The goal of the shelter is to adopt every dog. Sadler’s program helps shelter staff understand and work with insecure or stressed animals, which can be due to anxiety, to unfamiliar settings, to bullying by previous owners or dogs, or being deprived of food or shelter. Once allowed to romp, sniff and play, a dog’s natural curiosity and healthy personality resurfaces, followed by emotional decompression. The enrichment of play normalizes imbalances, making once-stressed dogs excellent candidates for forever homes.
Verdun has attended three of Sadler’s seminars. “You can never know enough about shelter life. Shelters are not doggie day care. We don’t always know the history of the dogs we receive. We have to analyze them and discover their temperament,” he explains.
“We do initial evaluations with incoming dogs, observing handling, looking for a tendency to hoard toys and other revealing behaviors. The first evaluation is a meet-and-greet with another dog. We try to drop their leash. If there are tension issues, we move that dog to a higher priority with the Play Groups.
“Are there just leash issues or other behavioral components? Some behaviors are directly related to being on the leash. This is where Play Group is invaluable. By observing and letting dogs play, we can tell adopters that a dog might not be comfortable at the dog park or might be skittish on neighborhood walks, but looks like an excellent playmate if a friend’s dog comes over to visit,” says Mountainfire.
“Anyone who’s interested in this kind of training should attend this workshop. You’ll learn how to let dogs be dogs, about safe and rewarding play – great skills for all dog lovers. Don’t miss this great opportunity to improve the lives of our community’s homeless dogs,” Mountainfire concludes.
“I’ve seen a lot more animals get adopted since we implemented this program. Social dogs are happier, friendlier dogs. Please come to Aimee’s training and learn how to deal with shelter dogs, how to read dogs, how to apply these skills at home and become a volunteer. I’m hoping this inspires people to help, so all our dogs can get out and enjoy quality time with their shelter buddies,” Verdun concludes.
The training will take place from 9 a.m. to 5 p.m., with a one-hour lunch break. Pre-registration to the course is required, and attendees must commit to attending the full, three-day workshop. The shelter is located at 298 Plant Road. Register by e-mailing firstname.lastname@example.org or phone (707) 467-6453.

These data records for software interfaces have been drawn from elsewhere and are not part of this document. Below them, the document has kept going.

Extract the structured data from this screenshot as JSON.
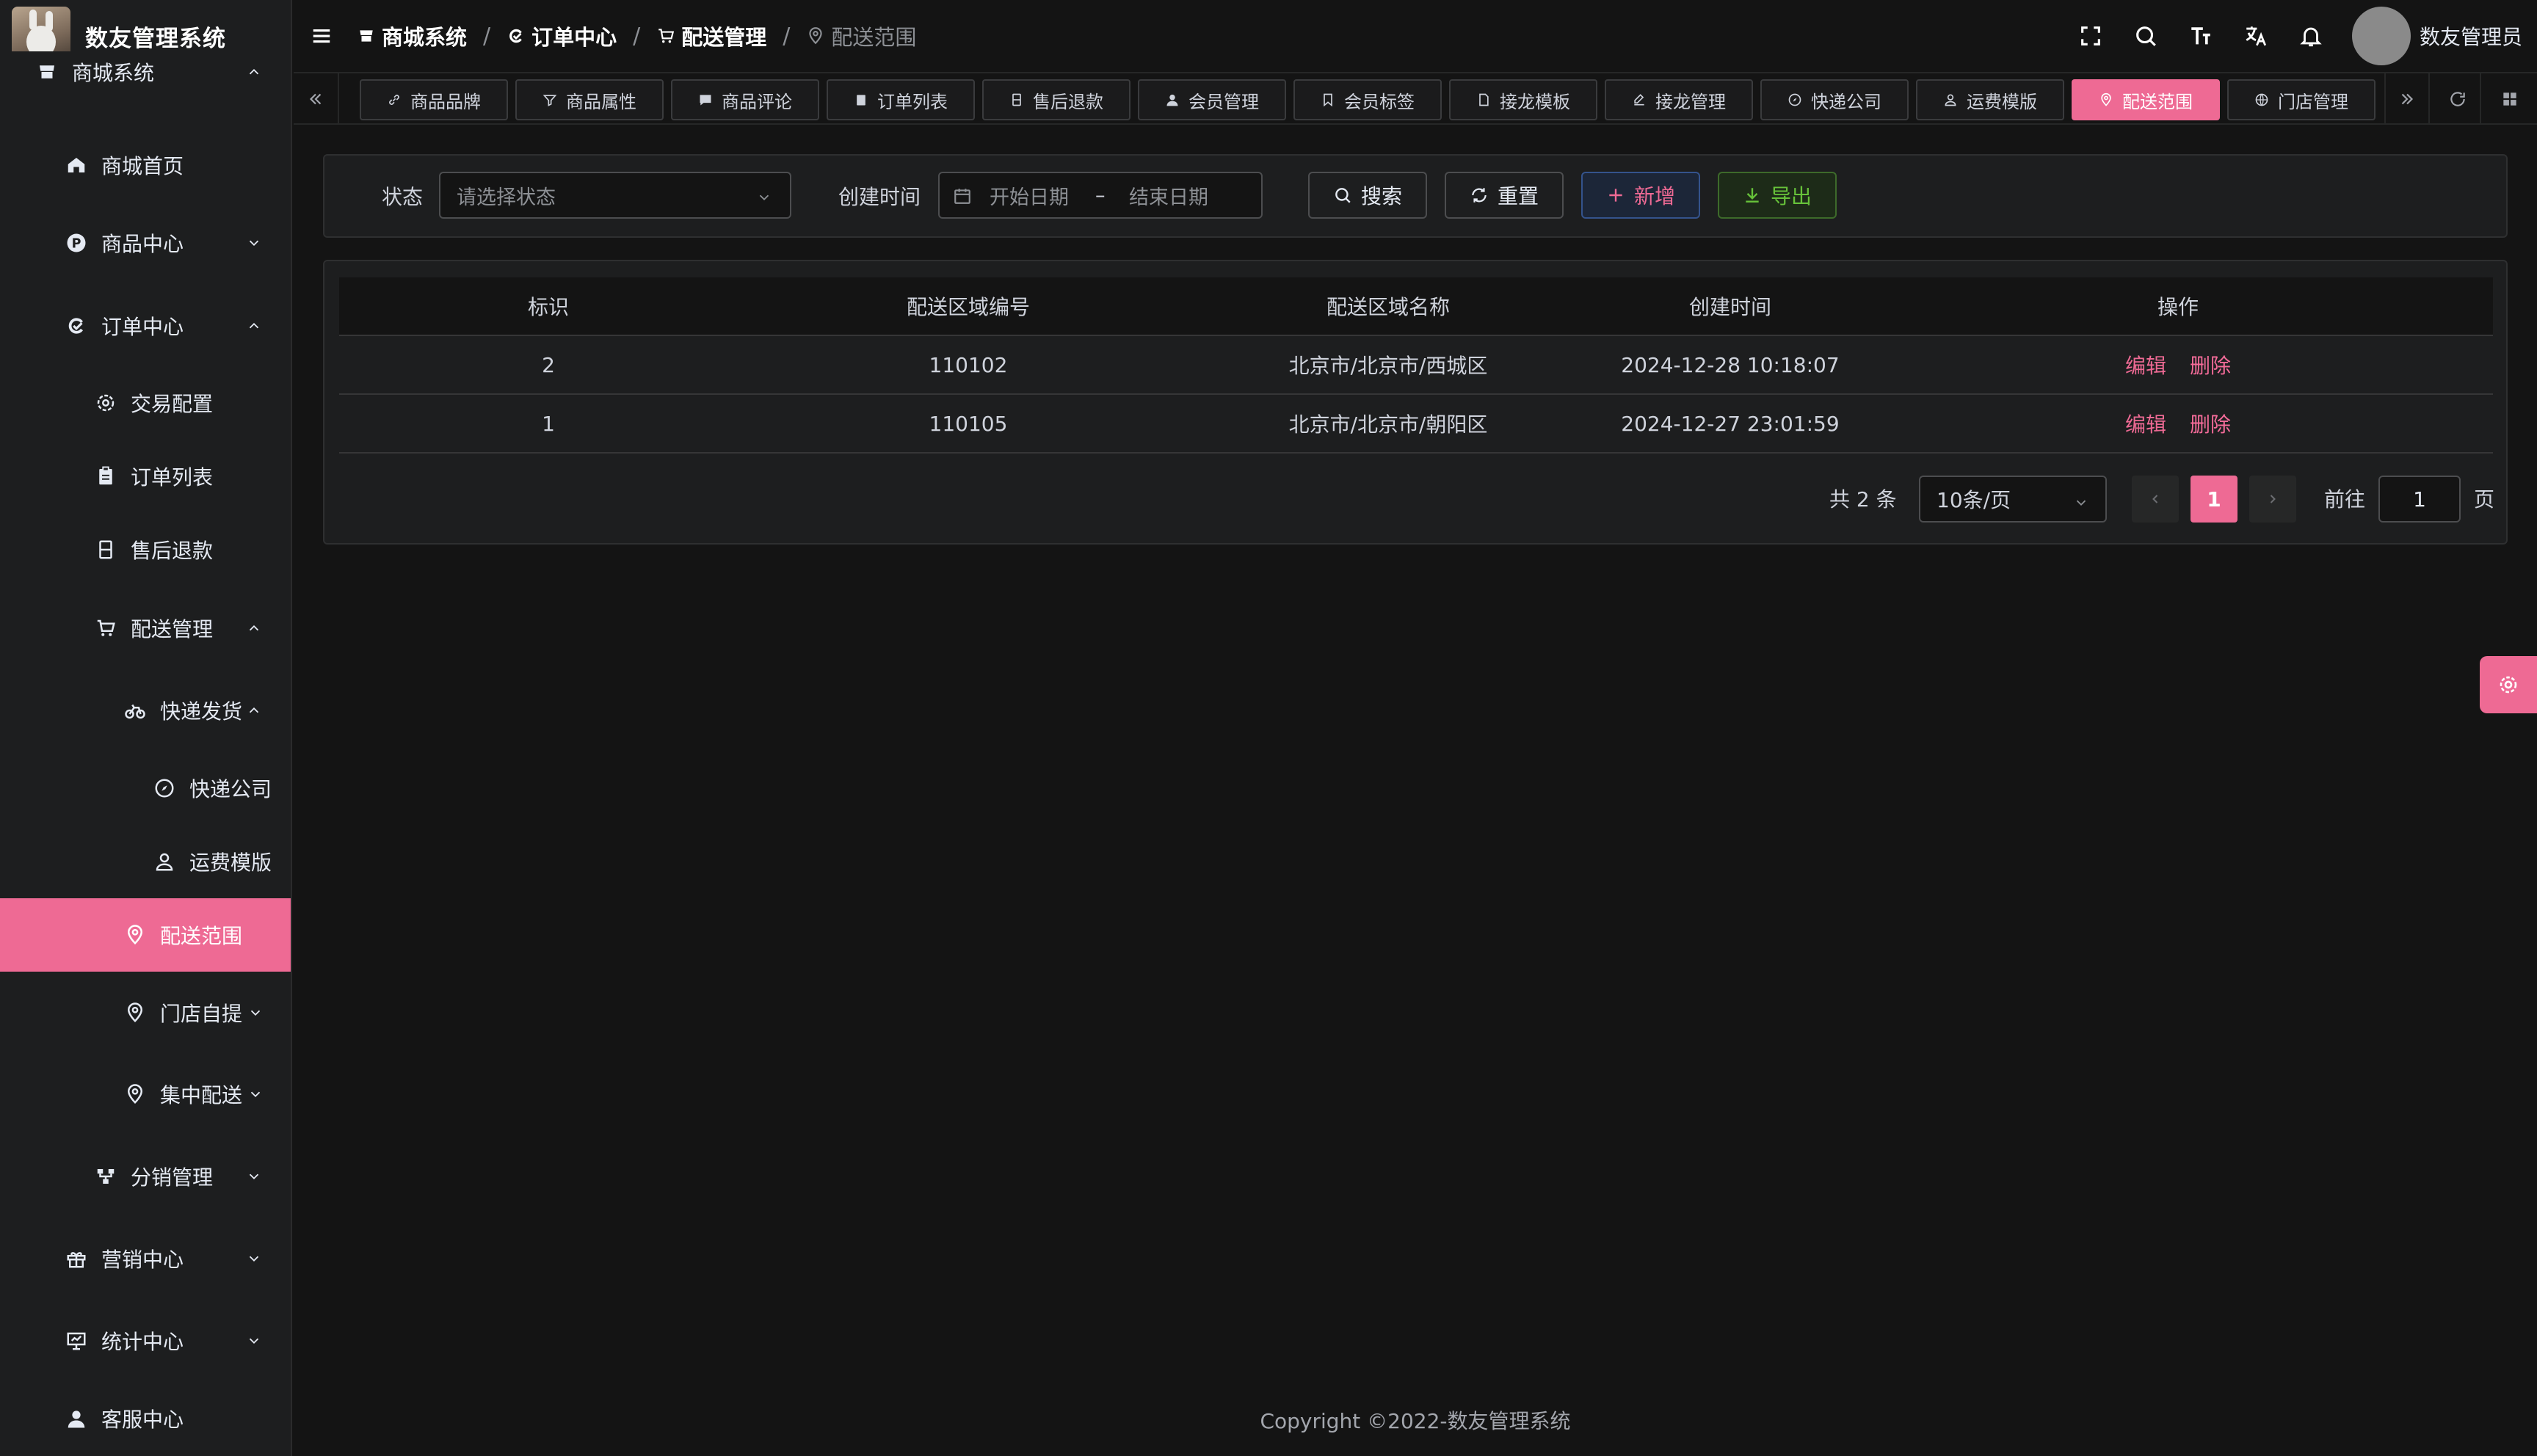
{
  "app": {
    "title": "数友管理系统"
  },
  "sidebar": {
    "items": [
      {
        "label": "商城系统",
        "icon": "shop-icon",
        "arrow": "up"
      },
      {
        "label": "商城首页",
        "icon": "home-icon"
      },
      {
        "label": "商品中心",
        "icon": "product-p-icon",
        "arrow": "down"
      },
      {
        "label": "订单中心",
        "icon": "order-icon",
        "arrow": "up"
      },
      {
        "label": "交易配置",
        "icon": "gear-icon"
      },
      {
        "label": "订单列表",
        "icon": "clipboard-icon"
      },
      {
        "label": "售后退款",
        "icon": "refund-icon"
      },
      {
        "label": "配送管理",
        "icon": "cart-icon",
        "arrow": "up"
      },
      {
        "label": "快递发货",
        "icon": "bike-icon",
        "arrow": "up"
      },
      {
        "label": "快递公司",
        "icon": "compass-icon"
      },
      {
        "label": "运费模版",
        "icon": "user-outline-icon"
      },
      {
        "label": "配送范围",
        "icon": "location-icon",
        "active": true
      },
      {
        "label": "门店自提",
        "icon": "location-icon",
        "arrow": "down"
      },
      {
        "label": "集中配送",
        "icon": "location-icon",
        "arrow": "down"
      },
      {
        "label": "分销管理",
        "icon": "share-icon",
        "arrow": "down"
      },
      {
        "label": "营销中心",
        "icon": "gift-icon",
        "arrow": "down"
      },
      {
        "label": "统计中心",
        "icon": "presentation-icon",
        "arrow": "down"
      },
      {
        "label": "客服中心",
        "icon": "user-icon"
      }
    ]
  },
  "header": {
    "breadcrumb": [
      {
        "label": "商城系统",
        "icon": "shop-icon"
      },
      {
        "label": "订单中心",
        "icon": "order-icon"
      },
      {
        "label": "配送管理",
        "icon": "cart-icon"
      },
      {
        "label": "配送范围",
        "icon": "location-icon"
      }
    ],
    "user_name": "数友管理员"
  },
  "tags": [
    {
      "label": "商品品牌",
      "icon": "link-icon"
    },
    {
      "label": "商品属性",
      "icon": "filter-icon"
    },
    {
      "label": "商品评论",
      "icon": "comment-icon"
    },
    {
      "label": "订单列表",
      "icon": "clipboard-icon"
    },
    {
      "label": "售后退款",
      "icon": "refund-icon"
    },
    {
      "label": "会员管理",
      "icon": "user-icon"
    },
    {
      "label": "会员标签",
      "icon": "bookmark-icon"
    },
    {
      "label": "接龙模板",
      "icon": "document-icon"
    },
    {
      "label": "接龙管理",
      "icon": "edit-icon"
    },
    {
      "label": "快递公司",
      "icon": "compass-icon"
    },
    {
      "label": "运费模版",
      "icon": "user-outline-icon"
    },
    {
      "label": "配送范围",
      "icon": "location-icon",
      "active": true
    },
    {
      "label": "门店管理",
      "icon": "globe-icon"
    }
  ],
  "search": {
    "status_label": "状态",
    "status_placeholder": "请选择状态",
    "created_label": "创建时间",
    "start_placeholder": "开始日期",
    "range_sep": "–",
    "end_placeholder": "结束日期",
    "search_btn": "搜索",
    "reset_btn": "重置",
    "add_btn": "新增",
    "export_btn": "导出"
  },
  "table": {
    "columns": [
      "标识",
      "配送区域编号",
      "配送区域名称",
      "创建时间",
      "操作"
    ],
    "rows": [
      {
        "id": "2",
        "code": "110102",
        "name": "北京市/北京市/西城区",
        "created": "2024-12-28 10:18:07"
      },
      {
        "id": "1",
        "code": "110105",
        "name": "北京市/北京市/朝阳区",
        "created": "2024-12-27 23:01:59"
      }
    ],
    "edit_label": "编辑",
    "delete_label": "删除"
  },
  "pagination": {
    "total_text": "共 2 条",
    "page_size": "10条/页",
    "current_page": "1",
    "goto_label": "前往",
    "goto_value": "1",
    "page_unit": "页"
  },
  "footer": {
    "copyright": "Copyright ©2022-数友管理系统"
  },
  "colors": {
    "accent": "#ee6a94",
    "success": "#67c23a",
    "bg": "#141414",
    "panel": "#1d1e1f"
  }
}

For more information about Sadler’s program, visit her website at http://dogsplayingforlife.com